■ How to complete this task ■
Copy each line of the material below that includes the string "Threads".

*** Opening Data listing ***

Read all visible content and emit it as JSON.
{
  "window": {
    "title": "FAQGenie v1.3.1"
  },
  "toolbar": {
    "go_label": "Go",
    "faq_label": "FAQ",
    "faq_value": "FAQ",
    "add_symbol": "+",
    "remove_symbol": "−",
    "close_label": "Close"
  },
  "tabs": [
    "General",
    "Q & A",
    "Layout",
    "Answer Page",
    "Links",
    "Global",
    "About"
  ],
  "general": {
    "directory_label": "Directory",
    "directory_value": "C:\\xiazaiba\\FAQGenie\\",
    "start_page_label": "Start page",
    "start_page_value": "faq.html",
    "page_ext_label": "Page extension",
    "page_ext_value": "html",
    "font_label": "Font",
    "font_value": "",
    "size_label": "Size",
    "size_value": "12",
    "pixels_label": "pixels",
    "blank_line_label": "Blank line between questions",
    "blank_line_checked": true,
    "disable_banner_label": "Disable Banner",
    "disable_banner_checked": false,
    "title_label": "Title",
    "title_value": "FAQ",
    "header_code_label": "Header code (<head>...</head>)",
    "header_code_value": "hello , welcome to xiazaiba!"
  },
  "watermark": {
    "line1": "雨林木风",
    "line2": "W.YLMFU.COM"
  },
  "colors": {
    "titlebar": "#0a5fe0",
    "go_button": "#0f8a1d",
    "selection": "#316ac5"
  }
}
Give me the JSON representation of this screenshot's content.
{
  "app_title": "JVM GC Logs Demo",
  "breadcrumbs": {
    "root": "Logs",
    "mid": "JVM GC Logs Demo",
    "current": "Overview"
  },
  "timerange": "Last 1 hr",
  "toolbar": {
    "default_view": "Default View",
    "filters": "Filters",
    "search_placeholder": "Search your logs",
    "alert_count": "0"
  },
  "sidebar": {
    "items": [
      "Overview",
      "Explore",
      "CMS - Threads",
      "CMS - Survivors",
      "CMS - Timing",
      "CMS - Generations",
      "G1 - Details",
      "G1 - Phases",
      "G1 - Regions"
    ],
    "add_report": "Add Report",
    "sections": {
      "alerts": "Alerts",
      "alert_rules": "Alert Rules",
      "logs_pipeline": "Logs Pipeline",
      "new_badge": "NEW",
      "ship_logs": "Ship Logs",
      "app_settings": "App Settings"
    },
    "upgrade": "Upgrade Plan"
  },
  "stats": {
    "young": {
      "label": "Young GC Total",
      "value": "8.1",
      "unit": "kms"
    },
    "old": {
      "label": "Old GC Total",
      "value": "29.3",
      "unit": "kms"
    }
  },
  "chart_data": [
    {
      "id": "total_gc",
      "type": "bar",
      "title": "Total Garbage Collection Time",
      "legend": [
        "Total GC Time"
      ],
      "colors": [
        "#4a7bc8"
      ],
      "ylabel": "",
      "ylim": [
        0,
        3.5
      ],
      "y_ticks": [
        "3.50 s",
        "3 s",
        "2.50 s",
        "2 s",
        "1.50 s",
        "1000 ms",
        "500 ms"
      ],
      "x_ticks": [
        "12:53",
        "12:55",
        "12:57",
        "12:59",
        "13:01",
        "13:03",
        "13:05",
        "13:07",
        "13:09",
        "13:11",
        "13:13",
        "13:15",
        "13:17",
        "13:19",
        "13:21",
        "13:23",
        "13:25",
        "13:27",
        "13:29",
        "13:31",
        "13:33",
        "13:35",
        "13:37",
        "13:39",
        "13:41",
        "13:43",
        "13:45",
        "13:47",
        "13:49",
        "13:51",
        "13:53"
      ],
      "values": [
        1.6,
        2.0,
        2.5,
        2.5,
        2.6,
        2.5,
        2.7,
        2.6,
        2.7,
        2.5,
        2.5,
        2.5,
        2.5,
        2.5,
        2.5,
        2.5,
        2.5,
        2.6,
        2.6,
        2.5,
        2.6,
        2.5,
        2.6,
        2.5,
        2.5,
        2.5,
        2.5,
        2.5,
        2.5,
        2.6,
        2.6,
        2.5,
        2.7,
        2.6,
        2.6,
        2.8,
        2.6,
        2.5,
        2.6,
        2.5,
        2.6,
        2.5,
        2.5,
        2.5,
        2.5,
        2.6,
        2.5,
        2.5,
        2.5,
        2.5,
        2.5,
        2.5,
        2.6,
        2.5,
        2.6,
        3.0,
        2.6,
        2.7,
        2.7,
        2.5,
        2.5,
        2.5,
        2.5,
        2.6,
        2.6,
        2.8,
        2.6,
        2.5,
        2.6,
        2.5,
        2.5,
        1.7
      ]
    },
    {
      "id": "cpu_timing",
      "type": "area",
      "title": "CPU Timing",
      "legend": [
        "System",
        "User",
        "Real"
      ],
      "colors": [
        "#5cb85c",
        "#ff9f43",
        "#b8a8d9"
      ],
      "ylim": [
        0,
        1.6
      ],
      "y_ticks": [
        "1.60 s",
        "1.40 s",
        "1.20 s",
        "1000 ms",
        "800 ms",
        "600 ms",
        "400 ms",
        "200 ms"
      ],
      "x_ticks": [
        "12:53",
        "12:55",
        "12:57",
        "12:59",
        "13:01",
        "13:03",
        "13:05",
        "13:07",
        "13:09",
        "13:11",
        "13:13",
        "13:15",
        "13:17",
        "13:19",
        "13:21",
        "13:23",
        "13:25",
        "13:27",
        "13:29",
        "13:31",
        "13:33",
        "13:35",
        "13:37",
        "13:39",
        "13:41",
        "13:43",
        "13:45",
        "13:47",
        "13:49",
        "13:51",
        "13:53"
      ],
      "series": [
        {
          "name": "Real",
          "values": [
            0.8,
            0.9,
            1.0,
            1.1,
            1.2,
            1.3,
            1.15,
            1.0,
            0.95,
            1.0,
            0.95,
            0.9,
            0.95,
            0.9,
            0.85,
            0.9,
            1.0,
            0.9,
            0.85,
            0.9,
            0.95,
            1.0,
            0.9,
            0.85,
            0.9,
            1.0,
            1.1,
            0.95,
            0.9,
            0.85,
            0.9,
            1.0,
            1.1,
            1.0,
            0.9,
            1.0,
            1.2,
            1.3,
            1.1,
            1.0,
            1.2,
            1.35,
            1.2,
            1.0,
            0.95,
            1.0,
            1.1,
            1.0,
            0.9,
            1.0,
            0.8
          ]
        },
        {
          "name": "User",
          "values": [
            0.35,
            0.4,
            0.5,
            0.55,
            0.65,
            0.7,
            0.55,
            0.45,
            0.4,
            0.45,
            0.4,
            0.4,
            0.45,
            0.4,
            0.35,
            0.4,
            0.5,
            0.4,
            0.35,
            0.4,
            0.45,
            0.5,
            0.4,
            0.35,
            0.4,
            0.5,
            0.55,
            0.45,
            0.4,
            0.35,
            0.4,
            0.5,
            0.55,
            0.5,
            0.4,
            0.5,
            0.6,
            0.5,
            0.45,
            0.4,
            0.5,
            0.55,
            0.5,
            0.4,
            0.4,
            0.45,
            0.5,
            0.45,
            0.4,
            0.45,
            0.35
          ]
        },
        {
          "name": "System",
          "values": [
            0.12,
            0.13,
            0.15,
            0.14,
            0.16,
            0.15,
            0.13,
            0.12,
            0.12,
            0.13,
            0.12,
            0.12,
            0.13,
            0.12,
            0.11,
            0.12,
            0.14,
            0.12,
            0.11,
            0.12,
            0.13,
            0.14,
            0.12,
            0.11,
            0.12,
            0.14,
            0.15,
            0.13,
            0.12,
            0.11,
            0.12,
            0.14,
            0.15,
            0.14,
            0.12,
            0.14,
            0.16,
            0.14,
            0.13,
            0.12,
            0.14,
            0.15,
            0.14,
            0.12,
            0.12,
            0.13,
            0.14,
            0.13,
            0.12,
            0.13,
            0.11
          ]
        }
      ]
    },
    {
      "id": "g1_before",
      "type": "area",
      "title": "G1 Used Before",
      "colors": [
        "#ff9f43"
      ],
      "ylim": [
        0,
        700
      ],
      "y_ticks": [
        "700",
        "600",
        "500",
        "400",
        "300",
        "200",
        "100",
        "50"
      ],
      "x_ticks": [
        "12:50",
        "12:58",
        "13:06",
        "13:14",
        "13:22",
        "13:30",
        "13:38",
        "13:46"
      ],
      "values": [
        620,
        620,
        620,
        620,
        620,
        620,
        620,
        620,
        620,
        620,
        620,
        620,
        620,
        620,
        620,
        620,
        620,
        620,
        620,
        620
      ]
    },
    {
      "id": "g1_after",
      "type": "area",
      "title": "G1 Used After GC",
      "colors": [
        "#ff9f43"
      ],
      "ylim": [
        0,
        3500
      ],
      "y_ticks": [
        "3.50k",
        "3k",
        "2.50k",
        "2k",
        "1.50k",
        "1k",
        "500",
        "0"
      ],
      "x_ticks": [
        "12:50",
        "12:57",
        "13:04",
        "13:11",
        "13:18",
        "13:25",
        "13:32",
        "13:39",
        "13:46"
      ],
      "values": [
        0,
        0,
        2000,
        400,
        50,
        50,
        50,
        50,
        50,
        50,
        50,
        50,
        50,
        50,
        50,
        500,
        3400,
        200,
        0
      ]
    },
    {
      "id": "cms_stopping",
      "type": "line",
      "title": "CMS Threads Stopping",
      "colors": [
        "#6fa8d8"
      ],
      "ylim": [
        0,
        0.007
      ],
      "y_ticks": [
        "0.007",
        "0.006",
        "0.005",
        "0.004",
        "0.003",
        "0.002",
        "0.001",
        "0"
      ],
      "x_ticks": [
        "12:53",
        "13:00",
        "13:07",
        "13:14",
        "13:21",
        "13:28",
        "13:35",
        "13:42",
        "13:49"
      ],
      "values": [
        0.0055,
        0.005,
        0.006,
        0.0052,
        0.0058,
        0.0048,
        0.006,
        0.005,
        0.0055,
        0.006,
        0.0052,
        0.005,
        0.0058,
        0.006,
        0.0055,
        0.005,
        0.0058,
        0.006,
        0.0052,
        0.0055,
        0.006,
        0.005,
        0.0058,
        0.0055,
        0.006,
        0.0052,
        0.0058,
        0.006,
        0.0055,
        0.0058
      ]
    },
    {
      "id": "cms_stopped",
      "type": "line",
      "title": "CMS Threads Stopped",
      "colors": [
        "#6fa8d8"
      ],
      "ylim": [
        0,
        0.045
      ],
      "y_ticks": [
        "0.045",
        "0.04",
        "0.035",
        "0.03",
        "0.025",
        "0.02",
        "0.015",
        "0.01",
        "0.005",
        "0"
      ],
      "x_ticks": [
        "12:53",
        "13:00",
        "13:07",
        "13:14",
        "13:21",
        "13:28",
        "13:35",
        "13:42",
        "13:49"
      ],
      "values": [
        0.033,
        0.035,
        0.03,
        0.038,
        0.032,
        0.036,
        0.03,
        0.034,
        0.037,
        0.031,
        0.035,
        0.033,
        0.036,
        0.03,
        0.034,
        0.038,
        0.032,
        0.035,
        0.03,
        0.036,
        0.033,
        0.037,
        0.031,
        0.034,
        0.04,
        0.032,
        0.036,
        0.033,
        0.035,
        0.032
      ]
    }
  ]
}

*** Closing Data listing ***

■ Solution to this task ■
      "CMS - Threads",
      "title": "CMS Threads Stopping",
      "title": "CMS Threads Stopped",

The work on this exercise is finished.